Chesapeake Series, vol. 4
by Terry L. White
Jewel LeCompte is raised to be a lady, her blindness notwithstanding, but the events of the Civil War introduce her to the harsh reality of the work that goes with running an Eastern Shore plantation.
After the war, Jewel marries Carroll Taylor, who takes her home to the plantation known as Baron's Hope. Happy and expecting her first child, Jewel is finally learning to read Braille through the help of a tutor from Baltimore. Unfortunately Carroll is swept away by a monster tide generated by one of the hurricanes that regularly scour the Atlantic coast.
Question from the E-mail: My writers' group jumped all over me because I said a character's eyes were "glued to the page" of the message she was reading. I've seen it done a thousand times.
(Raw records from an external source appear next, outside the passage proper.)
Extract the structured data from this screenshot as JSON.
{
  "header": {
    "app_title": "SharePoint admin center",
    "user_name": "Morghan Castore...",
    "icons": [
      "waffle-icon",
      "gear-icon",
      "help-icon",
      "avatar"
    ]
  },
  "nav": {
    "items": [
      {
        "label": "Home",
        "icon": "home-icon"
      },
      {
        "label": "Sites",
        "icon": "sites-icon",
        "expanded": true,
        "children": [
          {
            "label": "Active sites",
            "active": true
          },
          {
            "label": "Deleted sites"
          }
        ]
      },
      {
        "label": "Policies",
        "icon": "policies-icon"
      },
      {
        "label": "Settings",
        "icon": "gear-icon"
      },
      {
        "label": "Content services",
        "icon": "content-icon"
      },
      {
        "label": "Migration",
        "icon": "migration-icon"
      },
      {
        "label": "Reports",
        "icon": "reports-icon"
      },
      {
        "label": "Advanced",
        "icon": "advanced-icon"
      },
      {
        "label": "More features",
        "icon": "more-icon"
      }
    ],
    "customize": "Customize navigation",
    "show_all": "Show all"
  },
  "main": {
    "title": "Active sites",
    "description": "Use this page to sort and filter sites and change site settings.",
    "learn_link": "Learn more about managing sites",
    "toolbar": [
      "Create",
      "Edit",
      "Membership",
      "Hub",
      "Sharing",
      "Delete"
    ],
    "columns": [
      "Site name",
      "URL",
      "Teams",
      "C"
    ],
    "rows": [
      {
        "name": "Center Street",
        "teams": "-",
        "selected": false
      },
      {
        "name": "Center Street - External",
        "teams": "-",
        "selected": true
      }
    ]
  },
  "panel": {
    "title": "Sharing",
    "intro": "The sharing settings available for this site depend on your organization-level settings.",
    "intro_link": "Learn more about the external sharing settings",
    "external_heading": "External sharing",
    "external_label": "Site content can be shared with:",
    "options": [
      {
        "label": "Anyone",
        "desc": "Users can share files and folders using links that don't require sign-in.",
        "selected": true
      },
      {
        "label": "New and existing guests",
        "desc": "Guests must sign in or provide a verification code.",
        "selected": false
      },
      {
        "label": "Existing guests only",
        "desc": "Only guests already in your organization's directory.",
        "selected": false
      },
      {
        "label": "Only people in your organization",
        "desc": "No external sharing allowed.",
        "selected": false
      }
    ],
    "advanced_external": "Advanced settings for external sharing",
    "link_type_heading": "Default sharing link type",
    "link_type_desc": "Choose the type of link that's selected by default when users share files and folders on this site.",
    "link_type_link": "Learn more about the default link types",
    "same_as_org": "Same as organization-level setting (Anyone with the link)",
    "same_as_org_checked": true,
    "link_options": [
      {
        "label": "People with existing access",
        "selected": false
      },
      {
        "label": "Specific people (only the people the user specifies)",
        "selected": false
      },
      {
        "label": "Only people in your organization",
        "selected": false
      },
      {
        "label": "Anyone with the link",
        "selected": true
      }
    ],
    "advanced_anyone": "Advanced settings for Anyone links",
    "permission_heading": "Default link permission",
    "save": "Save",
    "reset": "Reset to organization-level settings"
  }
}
What's wrong with that???
Answer: First, you HAVE seen it done a thousand times and that IS what's wrong with it. It's a real cliche!
Second, because you have seen it so often, you may not pick up on it as a problem when you put on your editor's hat, and look for things to fix, revise or change, after your story is finished.
Also, as a publisher I can tell you that "Wandering Eyes" are one of the most common flaws for new writers and can generate cruel humor amongst editors.
Actually, in all my years of reading, I have seen only ONE book were eyes were actually glued--one of Tami Hoad's where a serial killer super-glued his victims' eyes shut. It's supposed to be a metaphor and one that's not exactly accurate, although as ou said, you have "seen it done" often!
I HAVE read printed stories, where eyes "slid up and down" someone else's body, "dropped into a coffee cup," and "rolled around the floor." (All those examples are from best-selling authors, as well.) Good editors catch such phrases, as with few exceptions, eyes remain inside the head.
People, especially editors, with little compassion and a mean sense of humor make cruel fun of "wandering eyes." In an elevator at a Romance Writers' Conference in Washington DC, I heard two of New York's best editors making fun of eyes in recent submissions that had "Slid over someone's breasts," "absorbed someone's luscious lips," and "delved deep within the woman he held." A novice myself at the time, I said nothing, but marked it down as a lesson learned.
HINT: Sometimes you can substitute "gaze," "glance," or "look."